Shortlisted for the 2022 International Booker Prize, Jon Fosse is the author of A New Name: Septology VI-VII.
A prolific Norwegian writer, he discusses the final installment of his hypnotic Septology that took him five years to write.
What first inspired you to write A New Name?
In 1983 I published my first novel (Red, Black). During the eighties I published some more novels and a couple collections of poetry, but in the early nineties I started writing for the theatre. After writing around thirty plays, and travelling to opening nights all over the place, I felt that enough was enough and decided to go back to writing fiction – to what I imagined as ‘slow prose’, somehow the opposite of the shortness, and intensity, needed in a play.
Septology is by far the longest text I have ever written. I spent five years writing the novel, which has an architecture built of seven parts or books. In most countries they are published in three volumes. I hope and think they can be read alone, especially I-II, The Other Name, longlisted for the International Booker Prize in 2020, and VI-VII, A New Name. But of course, this novel is also part of the whole that is Septology, and that in a way sums up a lot of what I have written earlier – motives from both earlier novels and plays are somehow re-written there – but seen in a different light.
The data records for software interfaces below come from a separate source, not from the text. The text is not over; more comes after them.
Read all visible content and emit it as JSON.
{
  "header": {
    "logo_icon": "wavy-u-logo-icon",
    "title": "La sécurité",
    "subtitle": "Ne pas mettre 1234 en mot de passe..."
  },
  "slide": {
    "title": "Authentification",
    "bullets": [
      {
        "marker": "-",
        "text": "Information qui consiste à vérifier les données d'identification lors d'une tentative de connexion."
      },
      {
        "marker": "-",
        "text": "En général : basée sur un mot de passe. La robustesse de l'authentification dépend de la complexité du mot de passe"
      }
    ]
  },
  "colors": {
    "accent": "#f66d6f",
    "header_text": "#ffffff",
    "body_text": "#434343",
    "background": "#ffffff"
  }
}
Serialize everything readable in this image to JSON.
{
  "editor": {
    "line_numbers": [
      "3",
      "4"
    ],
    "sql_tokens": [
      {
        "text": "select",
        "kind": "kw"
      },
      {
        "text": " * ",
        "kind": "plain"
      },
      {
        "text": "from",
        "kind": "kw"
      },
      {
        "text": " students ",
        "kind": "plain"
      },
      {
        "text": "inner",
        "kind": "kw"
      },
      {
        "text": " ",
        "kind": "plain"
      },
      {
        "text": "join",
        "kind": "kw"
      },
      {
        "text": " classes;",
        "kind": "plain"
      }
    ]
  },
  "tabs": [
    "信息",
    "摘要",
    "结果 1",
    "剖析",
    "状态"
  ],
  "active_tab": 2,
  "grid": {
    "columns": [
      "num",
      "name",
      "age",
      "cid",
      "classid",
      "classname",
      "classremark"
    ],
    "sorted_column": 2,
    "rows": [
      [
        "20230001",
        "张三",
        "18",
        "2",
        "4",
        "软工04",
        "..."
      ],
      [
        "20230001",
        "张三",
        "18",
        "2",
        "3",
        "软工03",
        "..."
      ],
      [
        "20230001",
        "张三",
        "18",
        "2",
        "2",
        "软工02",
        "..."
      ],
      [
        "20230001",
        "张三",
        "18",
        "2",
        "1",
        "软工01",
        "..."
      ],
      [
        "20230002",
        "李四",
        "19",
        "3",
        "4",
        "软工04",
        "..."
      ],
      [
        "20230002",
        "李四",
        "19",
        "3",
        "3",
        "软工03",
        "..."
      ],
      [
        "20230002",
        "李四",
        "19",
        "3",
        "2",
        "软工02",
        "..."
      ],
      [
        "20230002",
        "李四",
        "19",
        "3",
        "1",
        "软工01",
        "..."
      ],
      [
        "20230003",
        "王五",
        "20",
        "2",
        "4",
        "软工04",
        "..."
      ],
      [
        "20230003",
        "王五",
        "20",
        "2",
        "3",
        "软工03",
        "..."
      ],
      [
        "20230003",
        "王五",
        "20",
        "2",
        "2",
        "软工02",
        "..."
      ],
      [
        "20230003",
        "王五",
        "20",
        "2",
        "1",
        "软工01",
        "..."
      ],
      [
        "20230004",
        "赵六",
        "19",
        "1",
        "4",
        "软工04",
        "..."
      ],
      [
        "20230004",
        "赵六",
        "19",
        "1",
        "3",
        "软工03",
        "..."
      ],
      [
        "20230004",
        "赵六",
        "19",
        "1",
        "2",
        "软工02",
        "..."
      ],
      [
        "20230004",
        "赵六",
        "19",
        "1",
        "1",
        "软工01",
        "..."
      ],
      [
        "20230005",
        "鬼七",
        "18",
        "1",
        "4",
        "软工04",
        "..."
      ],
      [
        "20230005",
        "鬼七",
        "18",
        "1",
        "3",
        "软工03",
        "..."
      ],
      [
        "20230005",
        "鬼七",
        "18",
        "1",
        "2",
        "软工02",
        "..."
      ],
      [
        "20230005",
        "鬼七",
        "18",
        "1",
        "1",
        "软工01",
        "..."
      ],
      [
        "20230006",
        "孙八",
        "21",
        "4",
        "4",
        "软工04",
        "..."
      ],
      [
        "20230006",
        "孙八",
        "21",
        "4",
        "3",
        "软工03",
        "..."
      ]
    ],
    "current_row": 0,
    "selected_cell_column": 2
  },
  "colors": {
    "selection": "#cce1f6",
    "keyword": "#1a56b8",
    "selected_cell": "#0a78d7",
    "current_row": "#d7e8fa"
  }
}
Perhaps the reason why I wrote the novel was that I felt I had something crucial to say and that it was, so to speak, my duty to say. I cannot say what it is, only the novel can, but it has to do with the mysticism of ordinary life, so it is not wrong to describe the novel as a kind of ‘mystic realism’.
I am thankful that I managed to write this novel, and to be honest, I don’t think I could have managed to write it now.
As a small child I loved a very short book with drawings about a major who decides that his town needs a fire engine, and then he and some citizens try to build one. It of course looks more like a car made by children out of wood. I also made cars of wood myself as a child.
What authors have made the biggest impact to your work?
I think the authors who have influenced me the most are the Norwegian writer Tarjei Vesaas, the Austrian poet Georg Trakl, and Samuel Beckett. Although I think the writers I admire the most are Franz Kafka and Knut Hamsun.
I started writing around four or five in the evening and wrote until nine in the morning
How does it feel to have your work translated for people in the English-speaking world to read?
I write in a rare language, New Norwegian. It is written by only approximately half a million but is understood by everyone who has Norwegian as their language, and even for those who have Danish and Swedish. From a certain perspective the Scandinavian languages are one language, since they are mutually understandable, but they are written in four versions, two of them Norwegian.
Anyhow it is only around twenty million who speak a Scandinavian language as their main language, so it is of course possible to reach many many more readers when translated into English. I have had the luck that all my plays already are available in English, and much of my fiction.
Tell us a lesser-known (fun) fact about you.
I used to be a heavy smoker but stopped it and started using Swedish snuff. And I use a lot of it, almost one box each day.
And I love fountain pens, and have quite a collection, and many, many bottles of ink. In later years I have written more by hand, but still I use the most one of the Macs I have in what might also be called a collection. My first Mac was by the way the first laptop ever produced.
And an interesting fact about the book.
I started writing Septology living in Paul Claudel’s castle in the south of France. I was invited to stay there by the Claudel family, and my relation to it is that the daughter of my Japanese translator is married to the great-grandchild of Claudel.
I started writing the novel there, during a couple of very hot summer weeks, and the rest of it I wrote in a small Austrian town on the outskirts of Vienna. I started writing around four or five in the evening and wrote until nine in the morning.
Tell us about a book that changed your life.
A Norwegian poet, Olav H. Hauge, also translated poetry. He lived in a village close to where I grew up. All his translations were published in a single book that I read in my teens. That way I read many great poets for the first time, and what impressed me the most was the poetry of Georg Trakl. Since I knew some German, I bought his collected poems. This book made an everlasting impression on me. I have translated his most important collection, Sebastian in Dream.
What’s the best piece of writing advice you’ve ever been given?
Write, don’t think!
Think before you write, and think after you have written, but not when you are writing.
To me it is very important to, so to speak, let the writing write itself. I prefer not to plan anything, I just sit down and start writing, and then just keep on writing. I am all the time of course listening to what I have already written, but also to what I write. I have no idea where what I write comes from.
But at a certain point I get the feeling that the finished text is already there, and I just have to write it down before it disappears. And when, or if, I make changes I always have to do it to get closer to this text that already exists somewhere out there written exactly as it should be.